Print, exactly and with no pictures, the line containing "Transcribe this image's" and each line after it to the end of the entries below.

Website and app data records
------------------------------
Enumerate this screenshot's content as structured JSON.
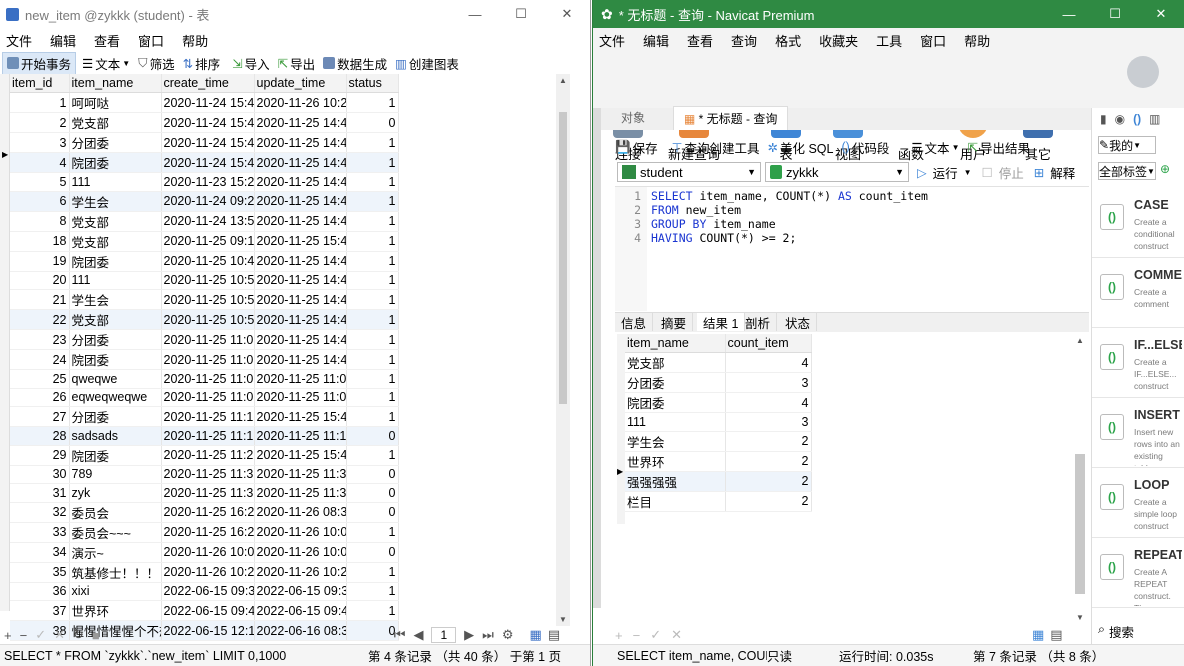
{
  "left": {
    "title": "new_item @zykkk (student) - 表",
    "menu": [
      "文件",
      "编辑",
      "查看",
      "窗口",
      "帮助"
    ],
    "toolbar": {
      "begin_tx": "开始事务",
      "text": "文本",
      "filter": "筛选",
      "sort": "排序",
      "import": "导入",
      "export": "导出",
      "datagen": "数据生成",
      "chart": "创建图表"
    },
    "columns": [
      "item_id",
      "item_name",
      "create_time",
      "update_time",
      "status"
    ],
    "rows": [
      [
        "1",
        "呵呵哒",
        "2020-11-24 15:4",
        "2020-11-26 10:2",
        "1"
      ],
      [
        "2",
        "党支部",
        "2020-11-24 15:4",
        "2020-11-25 14:4",
        "0"
      ],
      [
        "3",
        "分团委",
        "2020-11-24 15:4",
        "2020-11-25 14:4",
        "1"
      ],
      [
        "4",
        "院团委",
        "2020-11-24 15:4",
        "2020-11-25 14:4",
        "1"
      ],
      [
        "5",
        "111",
        "2020-11-23 15:2",
        "2020-11-25 14:4",
        "1"
      ],
      [
        "6",
        "学生会",
        "2020-11-24 09:2",
        "2020-11-25 14:4",
        "1"
      ],
      [
        "8",
        "党支部",
        "2020-11-24 13:5",
        "2020-11-25 14:4",
        "1"
      ],
      [
        "18",
        "党支部",
        "2020-11-25 09:1",
        "2020-11-25 15:4",
        "1"
      ],
      [
        "19",
        "院团委",
        "2020-11-25 10:4",
        "2020-11-25 14:4",
        "1"
      ],
      [
        "20",
        "111",
        "2020-11-25 10:5",
        "2020-11-25 14:4",
        "1"
      ],
      [
        "21",
        "学生会",
        "2020-11-25 10:5",
        "2020-11-25 14:4",
        "1"
      ],
      [
        "22",
        "党支部",
        "2020-11-25 10:5",
        "2020-11-25 14:4",
        "1"
      ],
      [
        "23",
        "分团委",
        "2020-11-25 11:0",
        "2020-11-25 14:4",
        "1"
      ],
      [
        "24",
        "院团委",
        "2020-11-25 11:0",
        "2020-11-25 14:4",
        "1"
      ],
      [
        "25",
        "qweqwe",
        "2020-11-25 11:0",
        "2020-11-25 11:0",
        "1"
      ],
      [
        "26",
        "eqweqweqwe",
        "2020-11-25 11:0",
        "2020-11-25 11:0",
        "1"
      ],
      [
        "27",
        "分团委",
        "2020-11-25 11:1",
        "2020-11-25 15:4",
        "1"
      ],
      [
        "28",
        "sadsads",
        "2020-11-25 11:1",
        "2020-11-25 11:1",
        "0"
      ],
      [
        "29",
        "院团委",
        "2020-11-25 11:2",
        "2020-11-25 15:4",
        "1"
      ],
      [
        "30",
        "789",
        "2020-11-25 11:3",
        "2020-11-25 11:3",
        "0"
      ],
      [
        "31",
        "zyk",
        "2020-11-25 11:3",
        "2020-11-25 11:3",
        "0"
      ],
      [
        "32",
        "委员会",
        "2020-11-25 16:2",
        "2020-11-26 08:3",
        "0"
      ],
      [
        "33",
        "委员会~~~",
        "2020-11-25 16:2",
        "2020-11-26 10:0",
        "1"
      ],
      [
        "34",
        "演示~",
        "2020-11-26 10:0",
        "2020-11-26 10:0",
        "0"
      ],
      [
        "35",
        "筑基修士！！！",
        "2020-11-26 10:2",
        "2020-11-26 10:2",
        "1"
      ],
      [
        "36",
        "xixi",
        "2022-06-15 09:3",
        "2022-06-15 09:3",
        "1"
      ],
      [
        "37",
        "世界环",
        "2022-06-15 09:4",
        "2022-06-15 09:4",
        "1"
      ],
      [
        "38",
        "惺惺惜惺惺个不想想",
        "2022-06-15 12:1",
        "2022-06-16 08:3",
        "0"
      ]
    ],
    "page_number": "1",
    "status_sql": "SELECT * FROM `zykkk`.`new_item` LIMIT 0,1000",
    "status_record": "第 4 条记录 （共 40 条） 于第 1 页"
  },
  "right": {
    "title": "* 无标题 - 查询 - Navicat Premium",
    "menu": [
      "文件",
      "编辑",
      "查看",
      "查询",
      "格式",
      "收藏夹",
      "工具",
      "窗口",
      "帮助"
    ],
    "ribbon": [
      "连接",
      "新建查询",
      "表",
      "视图",
      "函数",
      "用户",
      "其它"
    ],
    "tabs": {
      "objects": "对象",
      "query": "* 无标题 - 查询"
    },
    "qtoolbar": {
      "save": "保存",
      "builder": "查询创建工具",
      "beautify": "美化 SQL",
      "snippet": "代码段",
      "text": "文本",
      "export": "导出结果"
    },
    "connection": "student",
    "database": "zykkk",
    "run": "运行",
    "stop": "停止",
    "explain": "解释",
    "sql_lines": [
      {
        "n": "1",
        "a": "SELECT",
        "b": " item_name, COUNT(*) ",
        "c": "AS",
        "d": " count_item"
      },
      {
        "n": "2",
        "a": "FROM",
        "b": " new_item",
        "c": "",
        "d": ""
      },
      {
        "n": "3",
        "a": "GROUP BY",
        "b": " item_name",
        "c": "",
        "d": ""
      },
      {
        "n": "4",
        "a": "HAVING",
        "b": " COUNT(*) >= 2;",
        "c": "",
        "d": ""
      }
    ],
    "result_tabs": [
      "信息",
      "摘要",
      "结果 1",
      "剖析",
      "状态"
    ],
    "result_columns": [
      "item_name",
      "count_item"
    ],
    "result_rows": [
      [
        "党支部",
        "4"
      ],
      [
        "分团委",
        "3"
      ],
      [
        "院团委",
        "4"
      ],
      [
        "111",
        "3"
      ],
      [
        "学生会",
        "2"
      ],
      [
        "世界环",
        "2"
      ],
      [
        "强强强强",
        "2"
      ],
      [
        "栏目",
        "2"
      ]
    ],
    "status_sql": "SELECT item_name, COUNT",
    "status_readonly": "只读",
    "status_time": "运行时间: 0.035s",
    "status_record": "第 7 条记录 （共 8 条）",
    "side": {
      "db_label": "我的",
      "tag_label": "全部标签",
      "search": "搜索",
      "snippets": [
        {
          "title": "CASE",
          "desc": "Create a conditional construct"
        },
        {
          "title": "COMMENT",
          "desc": "Create a comment"
        },
        {
          "title": "IF...ELSE",
          "desc": "Create a IF...ELSE... construct"
        },
        {
          "title": "INSERT",
          "desc": "Insert new rows into an existing table"
        },
        {
          "title": "LOOP",
          "desc": "Create a simple loop construct"
        },
        {
          "title": "REPEAT",
          "desc": "Create A REPEAT construct. The"
        }
      ]
    }
  }
}
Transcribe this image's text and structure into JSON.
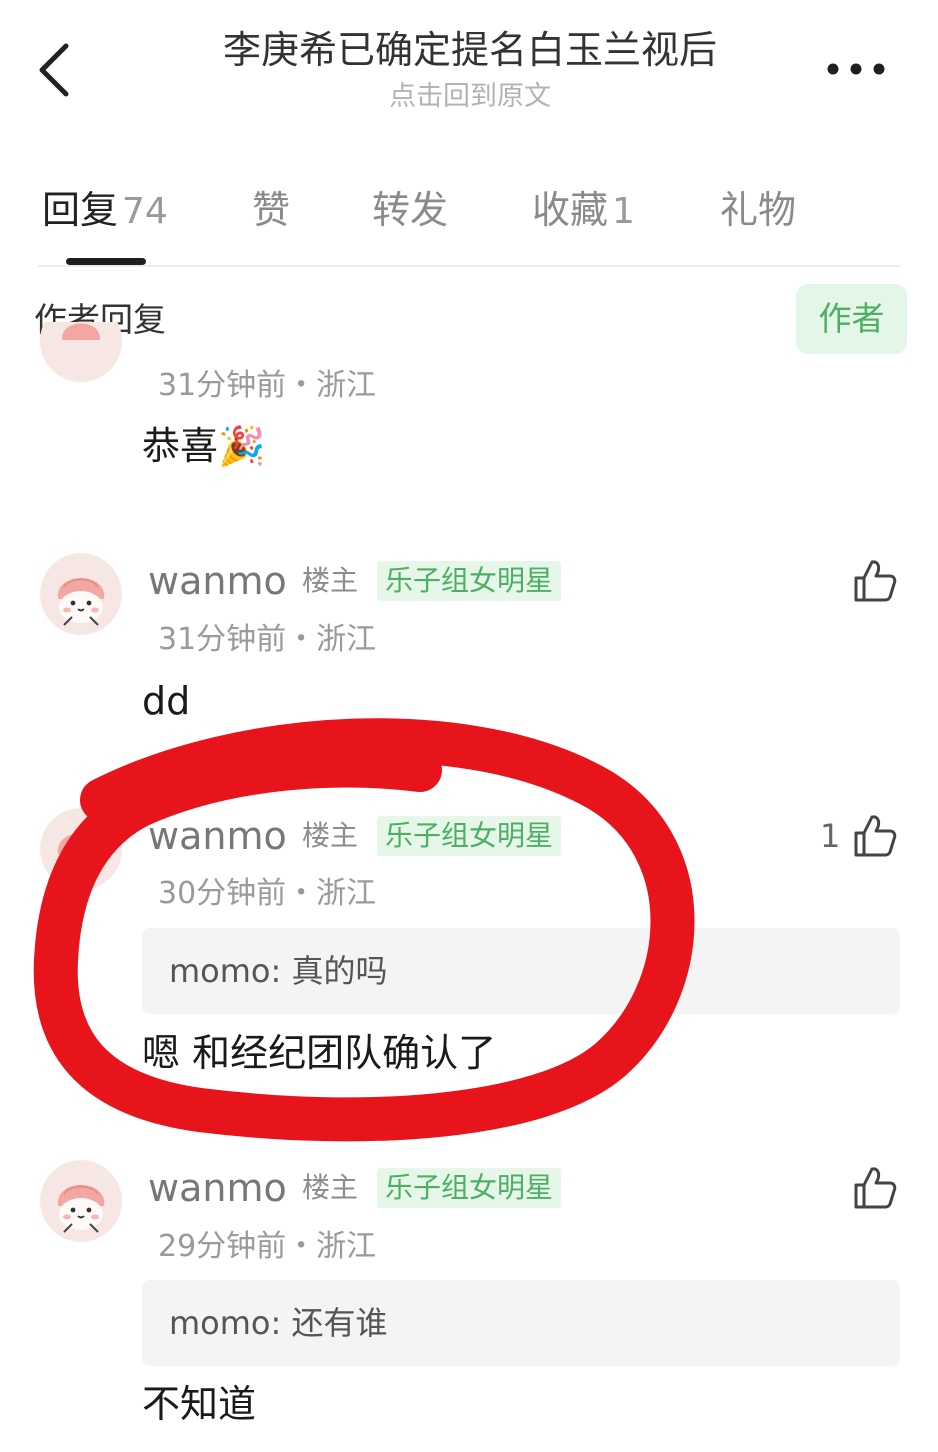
{
  "header": {
    "back_icon": "chevron-left-icon",
    "title": "李庚希已确定提名白玉兰视后",
    "subtitle": "点击回到原文",
    "more_icon": "more-horizontal-icon"
  },
  "tabs": [
    {
      "label": "回复",
      "count": "74",
      "active": true
    },
    {
      "label": "赞",
      "count": ""
    },
    {
      "label": "转发",
      "count": ""
    },
    {
      "label": "收藏",
      "count": "1"
    },
    {
      "label": "礼物",
      "count": ""
    }
  ],
  "section": {
    "label": "作者回复",
    "author_button": "作者"
  },
  "comments": [
    {
      "meta": "31分钟前・浙江",
      "content": "恭喜🎉"
    },
    {
      "username": "wanmo",
      "role": "楼主",
      "badge": "乐子组女明星",
      "meta": "31分钟前・浙江",
      "content": "dd",
      "likes": ""
    },
    {
      "username": "wanmo",
      "role": "楼主",
      "badge": "乐子组女明星",
      "meta": "30分钟前・浙江",
      "quote": "momo: 真的吗",
      "content": "嗯 和经纪团队确认了",
      "likes": "1"
    },
    {
      "username": "wanmo",
      "role": "楼主",
      "badge": "乐子组女明星",
      "meta": "29分钟前・浙江",
      "quote": "momo: 还有谁",
      "content": "不知道",
      "likes": ""
    }
  ],
  "colors": {
    "accent_green": "#4caf63",
    "badge_bg": "#e6f7e9",
    "annotation_red": "#e8141c"
  },
  "icons": {
    "like": "thumbs-up-icon",
    "avatar": "cartoon-avatar-icon",
    "emoji": "party-popper-icon"
  }
}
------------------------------
Answer box:
Transcribe this image's text and structure into JSON.
{
  "header": {
    "back_icon": "chevron-left-icon",
    "title": "李庚希已确定提名白玉兰视后",
    "subtitle": "点击回到原文",
    "more_icon": "more-horizontal-icon"
  },
  "tabs": [
    {
      "label": "回复",
      "count": "74",
      "active": true
    },
    {
      "label": "赞",
      "count": ""
    },
    {
      "label": "转发",
      "count": ""
    },
    {
      "label": "收藏",
      "count": "1"
    },
    {
      "label": "礼物",
      "count": ""
    }
  ],
  "section": {
    "label": "作者回复",
    "author_button": "作者"
  },
  "comments": [
    {
      "meta": "31分钟前・浙江",
      "content": "恭喜🎉"
    },
    {
      "username": "wanmo",
      "role": "楼主",
      "badge": "乐子组女明星",
      "meta": "31分钟前・浙江",
      "content": "dd",
      "likes": ""
    },
    {
      "username": "wanmo",
      "role": "楼主",
      "badge": "乐子组女明星",
      "meta": "30分钟前・浙江",
      "quote": "momo: 真的吗",
      "content": "嗯 和经纪团队确认了",
      "likes": "1"
    },
    {
      "username": "wanmo",
      "role": "楼主",
      "badge": "乐子组女明星",
      "meta": "29分钟前・浙江",
      "quote": "momo: 还有谁",
      "content": "不知道",
      "likes": ""
    }
  ],
  "colors": {
    "accent_green": "#4caf63",
    "badge_bg": "#e6f7e9",
    "annotation_red": "#e8141c"
  },
  "icons": {
    "like": "thumbs-up-icon",
    "avatar": "cartoon-avatar-icon",
    "emoji": "party-popper-icon"
  }
}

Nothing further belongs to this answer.